## Task item:
Determine the number of lines in the data that contain "configuration", and write only that number.

(Given data)

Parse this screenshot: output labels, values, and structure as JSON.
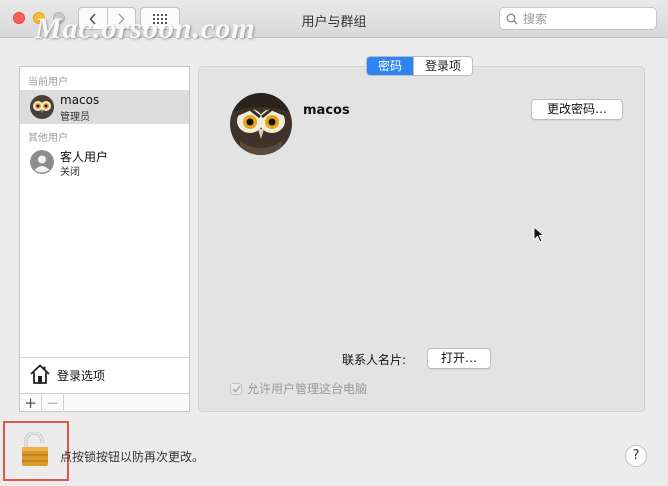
{
  "window": {
    "title": "用户与群组",
    "watermark": "Mac.orsoon.com",
    "search_placeholder": "搜索"
  },
  "sidebar": {
    "current_users_label": "当前用户",
    "other_users_label": "其他用户",
    "users": [
      {
        "name": "macos",
        "role": "管理员"
      },
      {
        "name": "客人用户",
        "role": "关闭"
      }
    ],
    "login_options_label": "登录选项",
    "add_label": "+",
    "remove_label": "−"
  },
  "tabs": [
    {
      "label": "密码",
      "active": true
    },
    {
      "label": "登录项",
      "active": false
    }
  ],
  "detail": {
    "user_name": "macos",
    "change_password_label": "更改密码…",
    "contact_card_label": "联系人名片:",
    "open_label": "打开…",
    "allow_admin_label": "允许用户管理这台电脑"
  },
  "footer": {
    "lock_message": "点按锁按钮以防再次更改。",
    "help_label": "?"
  },
  "colors": {
    "accent": "#2f84f4",
    "close": "#fc5f57",
    "minimize": "#fdbc2e",
    "highlight": "#e8534a"
  }
}
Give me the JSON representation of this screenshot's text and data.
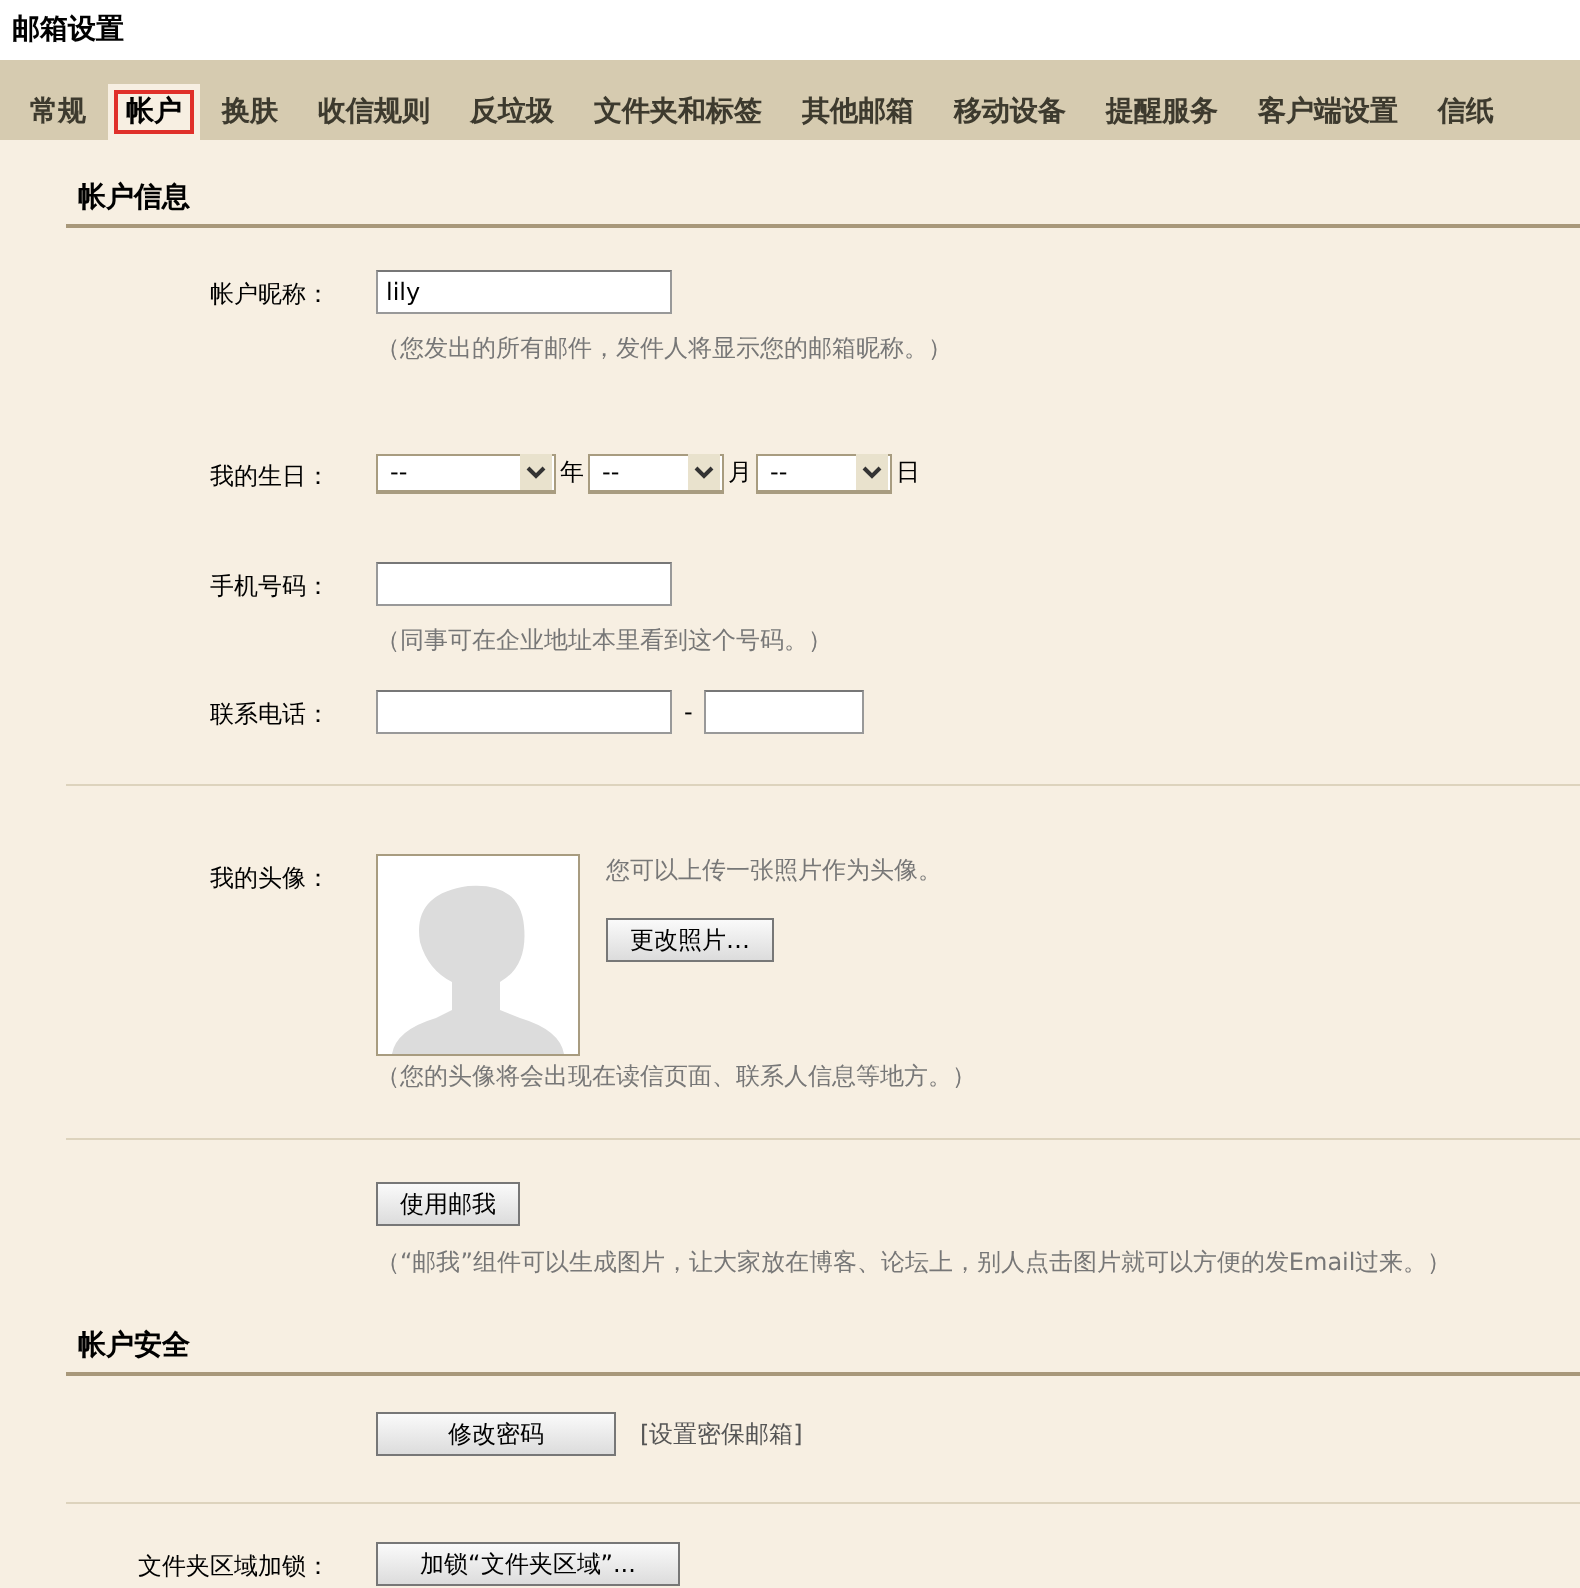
{
  "page_title": "邮箱设置",
  "tabs": [
    {
      "label": "常规",
      "selected": false
    },
    {
      "label": "帐户",
      "selected": true
    },
    {
      "label": "换肤",
      "selected": false
    },
    {
      "label": "收信规则",
      "selected": false
    },
    {
      "label": "反垃圾",
      "selected": false
    },
    {
      "label": "文件夹和标签",
      "selected": false
    },
    {
      "label": "其他邮箱",
      "selected": false
    },
    {
      "label": "移动设备",
      "selected": false
    },
    {
      "label": "提醒服务",
      "selected": false
    },
    {
      "label": "客户端设置",
      "selected": false
    },
    {
      "label": "信纸",
      "selected": false
    }
  ],
  "account_info": {
    "heading": "帐户信息",
    "nickname": {
      "label": "帐户昵称：",
      "value": "lily",
      "hint": "（您发出的所有邮件，发件人将显示您的邮箱昵称。）"
    },
    "birthday": {
      "label": "我的生日：",
      "fields": [
        {
          "value": "--",
          "unit": "年"
        },
        {
          "value": "--",
          "unit": "月"
        },
        {
          "value": "--",
          "unit": "日"
        }
      ]
    },
    "mobile": {
      "label": "手机号码：",
      "hint": "（同事可在企业地址本里看到这个号码。）"
    },
    "phone": {
      "label": "联系电话：",
      "separator": "-"
    },
    "avatar": {
      "label": "我的头像：",
      "note": "您可以上传一张照片作为头像。",
      "button": "更改照片…",
      "hint": "（您的头像将会出现在读信页面、联系人信息等地方。）"
    },
    "mailme": {
      "button": "使用邮我",
      "hint": "（“邮我”组件可以生成图片，让大家放在博客、论坛上，别人点击图片就可以方便的发Email过来。）"
    }
  },
  "account_security": {
    "heading": "帐户安全",
    "password_button": "修改密码",
    "security_link": "[设置密保邮箱]",
    "folder_lock": {
      "label": "文件夹区域加锁：",
      "button": "加锁“文件夹区域”..."
    }
  }
}
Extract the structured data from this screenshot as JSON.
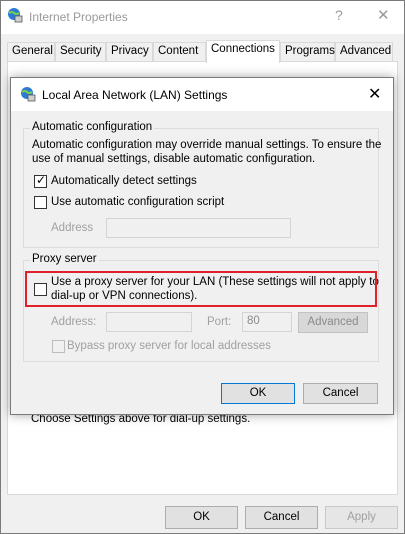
{
  "outer_window": {
    "title": "Internet Properties",
    "help_glyph": "?",
    "close_glyph": "✕",
    "tabs": [
      {
        "label": "General"
      },
      {
        "label": "Security"
      },
      {
        "label": "Privacy"
      },
      {
        "label": "Content"
      },
      {
        "label": "Connections"
      },
      {
        "label": "Programs"
      },
      {
        "label": "Advanced"
      }
    ],
    "active_tab": "Connections",
    "dialup_hint": "Choose Settings above for dial-up settings.",
    "footer": {
      "ok": "OK",
      "cancel": "Cancel",
      "apply": "Apply"
    }
  },
  "lan_dialog": {
    "title": "Local Area Network (LAN) Settings",
    "close_glyph": "✕",
    "auto_config": {
      "group_label": "Automatic configuration",
      "description": [
        "Automatic configuration may override manual settings.  To ensure the",
        "use of manual settings, disable automatic configuration."
      ],
      "auto_detect": {
        "label": "Automatically detect settings",
        "checked": true
      },
      "auto_script": {
        "label": "Use automatic configuration script",
        "checked": false
      },
      "address_label": "Address",
      "address_value": ""
    },
    "proxy": {
      "group_label": "Proxy server",
      "use_proxy": {
        "label_lines": [
          "Use a proxy server for your LAN (These settings will not apply to",
          "dial-up or VPN connections)."
        ],
        "checked": false
      },
      "address_label": "Address:",
      "address_value": "",
      "port_label": "Port:",
      "port_value": "80",
      "advanced_label": "Advanced",
      "bypass": {
        "label": "Bypass proxy server for local addresses",
        "checked": false
      }
    },
    "footer": {
      "ok": "OK",
      "cancel": "Cancel"
    }
  },
  "colors": {
    "highlight": "#e0202a",
    "default_button_border": "#0078d7",
    "icon_globe": "#2b7bd6"
  }
}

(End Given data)

## Response for this exercise:
4